* EXERCISE *
Every line of the data that contains the string "likes" must be copied.

* Stored dataset items *
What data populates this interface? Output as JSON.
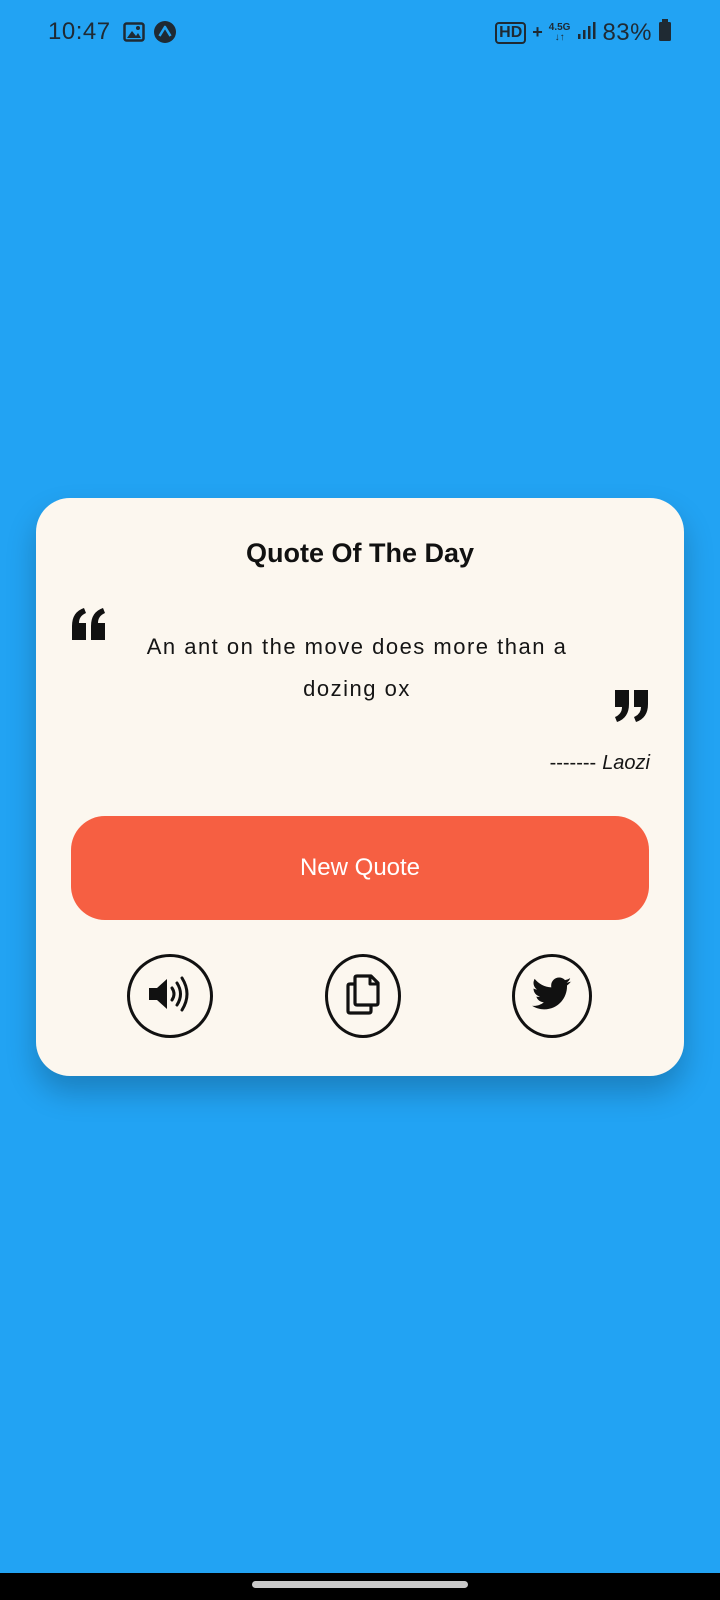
{
  "status_bar": {
    "time": "10:47",
    "hd_label": "HD",
    "plus_label": "+",
    "net_top": "4.5G",
    "net_bottom": "↓↑",
    "battery_text": "83%",
    "icons": [
      "image-icon",
      "app-notification-icon",
      "signal-icon",
      "battery-icon"
    ]
  },
  "card": {
    "title": "Quote Of The Day",
    "quote": "An ant on the move does more than a dozing ox",
    "author_prefix": "-------",
    "author": "Laozi",
    "new_quote_label": "New Quote",
    "actions": [
      "speaker-icon",
      "copy-icon",
      "twitter-icon"
    ]
  },
  "colors": {
    "background": "#22a3f3",
    "card": "#fcf7ef",
    "button": "#f65f42",
    "text": "#111111"
  }
}
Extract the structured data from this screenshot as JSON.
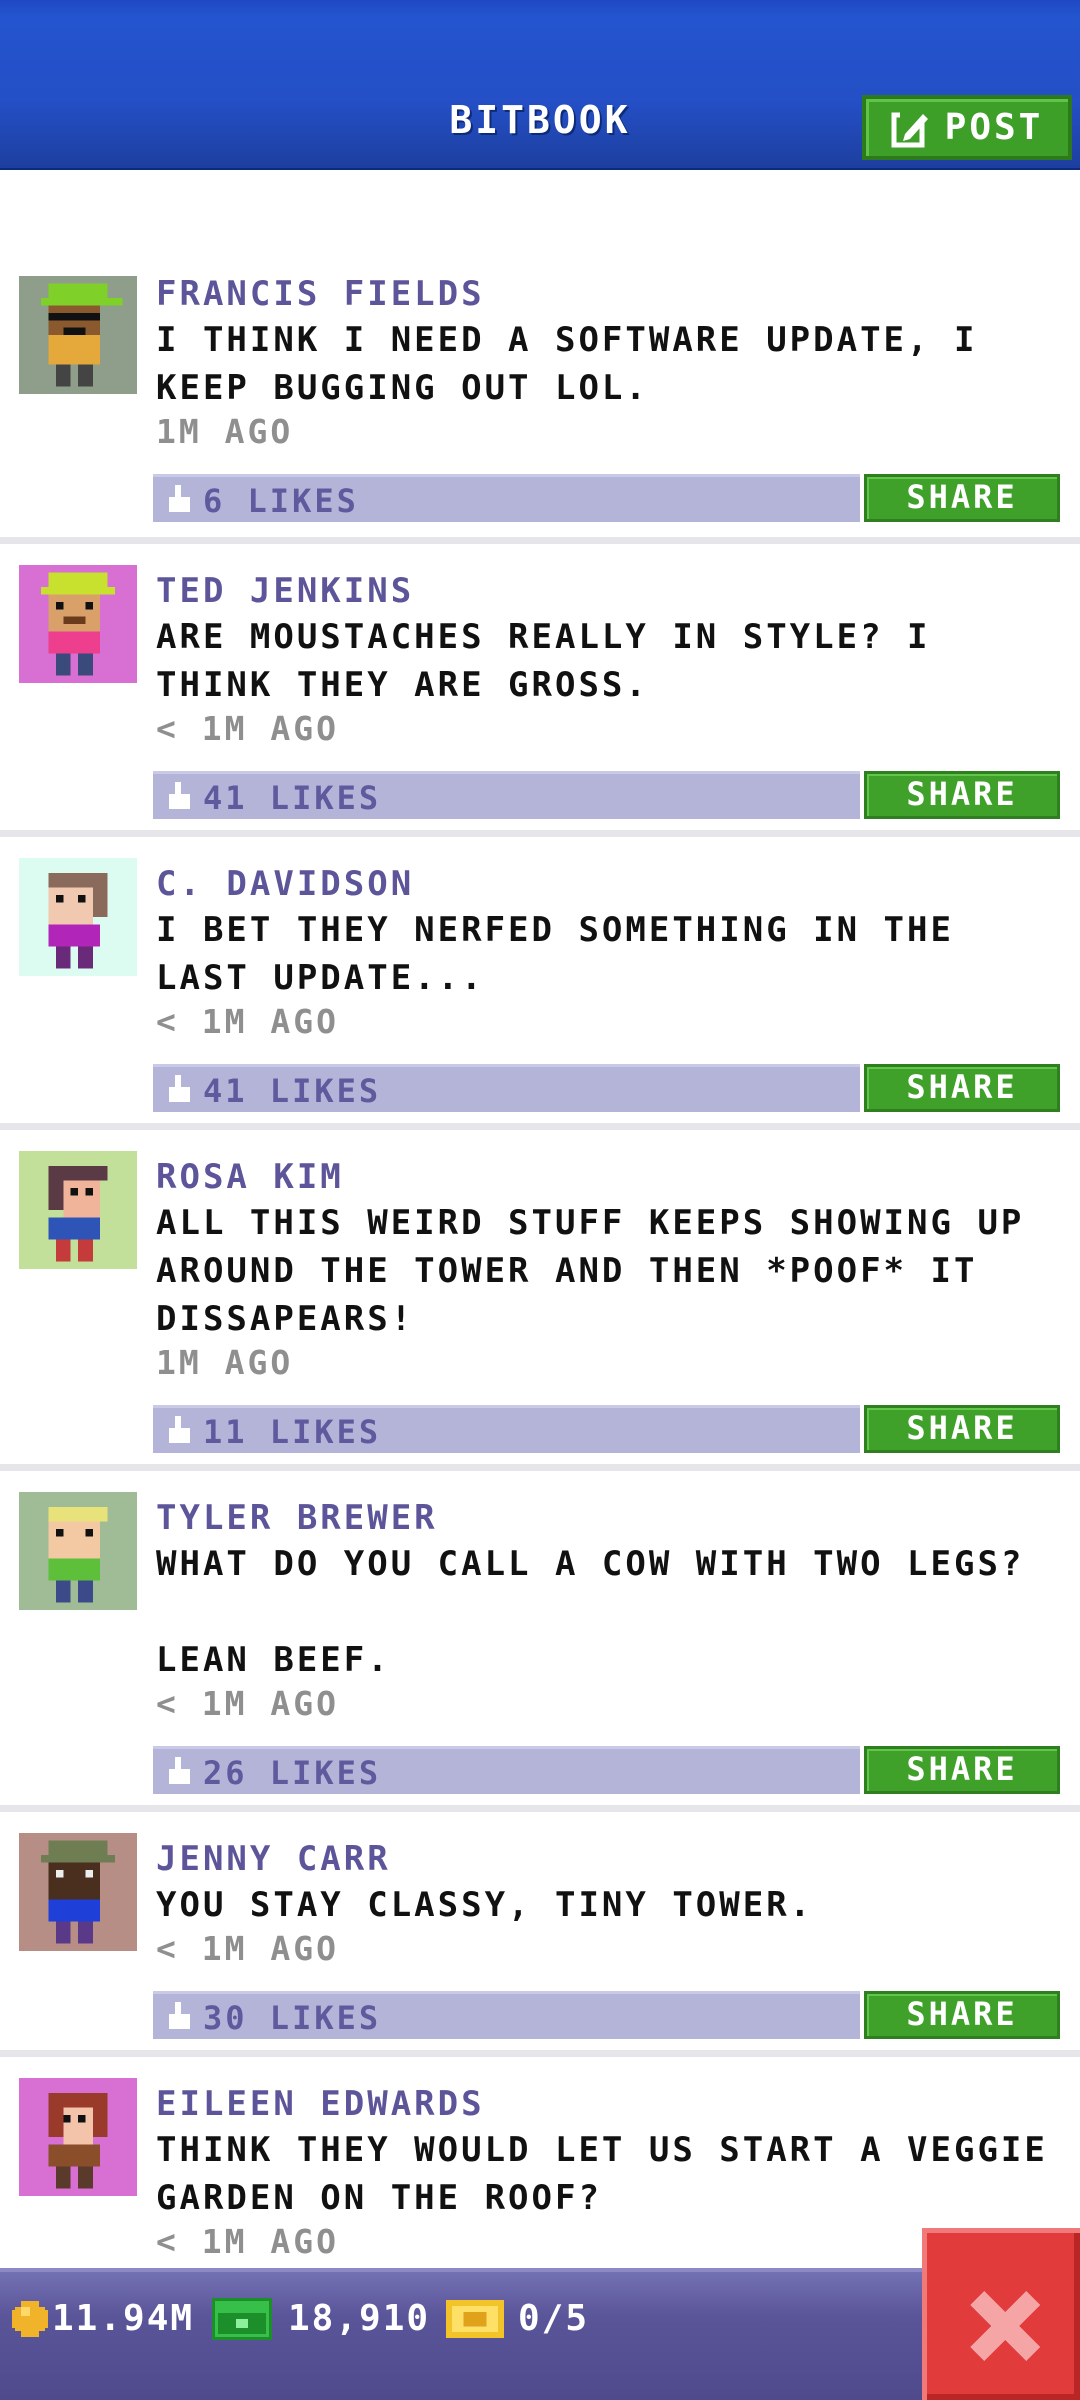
{
  "header": {
    "title": "BITBOOK",
    "post_label": "POST",
    "colors": {
      "bar": "#244fc6",
      "post_button": "#3d9f27"
    }
  },
  "posts": [
    {
      "name": "FRANCIS FIELDS",
      "text": "I THINK I NEED A SOFTWARE UPDATE, I KEEP BUGGING OUT LOL.",
      "time": "1M AGO",
      "likes": "6 LIKES",
      "share": "SHARE",
      "avatar": "avatar-francis-sunglasses-cap"
    },
    {
      "name": "TED JENKINS",
      "text": "ARE MOUSTACHES REALLY IN STYLE? I THINK THEY ARE GROSS.",
      "time": "< 1M AGO",
      "likes": "41 LIKES",
      "share": "SHARE",
      "avatar": "avatar-ted-cap"
    },
    {
      "name": "C. DAVIDSON",
      "text": "I BET THEY NERFED SOMETHING IN THE LAST UPDATE...",
      "time": "< 1M AGO",
      "likes": "41 LIKES",
      "share": "SHARE",
      "avatar": "avatar-davidson"
    },
    {
      "name": "ROSA KIM",
      "text": "ALL THIS WEIRD STUFF KEEPS SHOWING UP AROUND THE TOWER AND THEN *POOF* IT DISSAPEARS!",
      "time": "1M AGO",
      "likes": "11 LIKES",
      "share": "SHARE",
      "avatar": "avatar-rosa"
    },
    {
      "name": "TYLER BREWER",
      "text": "WHAT DO YOU CALL A COW WITH TWO LEGS?\n\nLEAN BEEF.",
      "time": "< 1M AGO",
      "likes": "26 LIKES",
      "share": "SHARE",
      "avatar": "avatar-tyler"
    },
    {
      "name": "JENNY CARR",
      "text": "YOU STAY CLASSY, TINY TOWER.",
      "time": "< 1M AGO",
      "likes": "30 LIKES",
      "share": "SHARE",
      "avatar": "avatar-jenny-hat"
    },
    {
      "name": "EILEEN EDWARDS",
      "text": "THINK THEY WOULD LET US START A VEGGIE GARDEN ON THE ROOF?",
      "time": "< 1M AGO",
      "likes": "",
      "share": "",
      "avatar": "avatar-eileen"
    }
  ],
  "status": {
    "coins": "11.94M",
    "bux": "18,910",
    "tickets": "0/5",
    "icons": [
      "coin-icon",
      "bux-icon",
      "ticket-icon",
      "close-icon"
    ],
    "colors": {
      "bar": "#5a5599",
      "close": "#e23b3b"
    }
  }
}
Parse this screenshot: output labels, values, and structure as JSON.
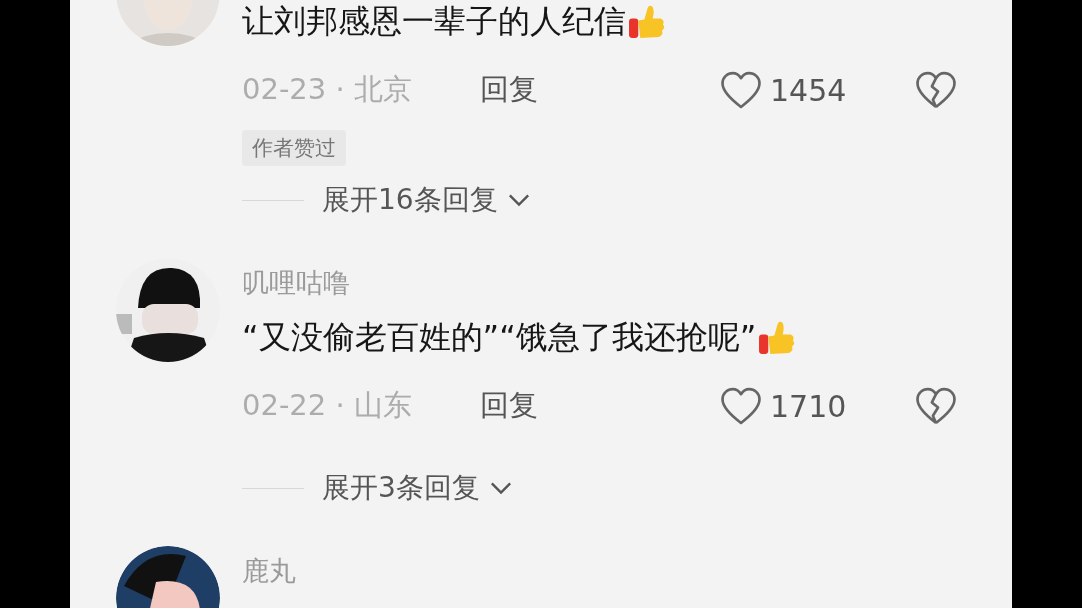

* OUTPUT FOR THIS TASK *
      "likes": "6 LIKES",
      "likes": "41 LIKES",
      "likes": "41 LIKES",
      "likes": "11 LIKES",
      "likes": "26 LIKES",
      "likes": "30 LIKES",
      "likes": "",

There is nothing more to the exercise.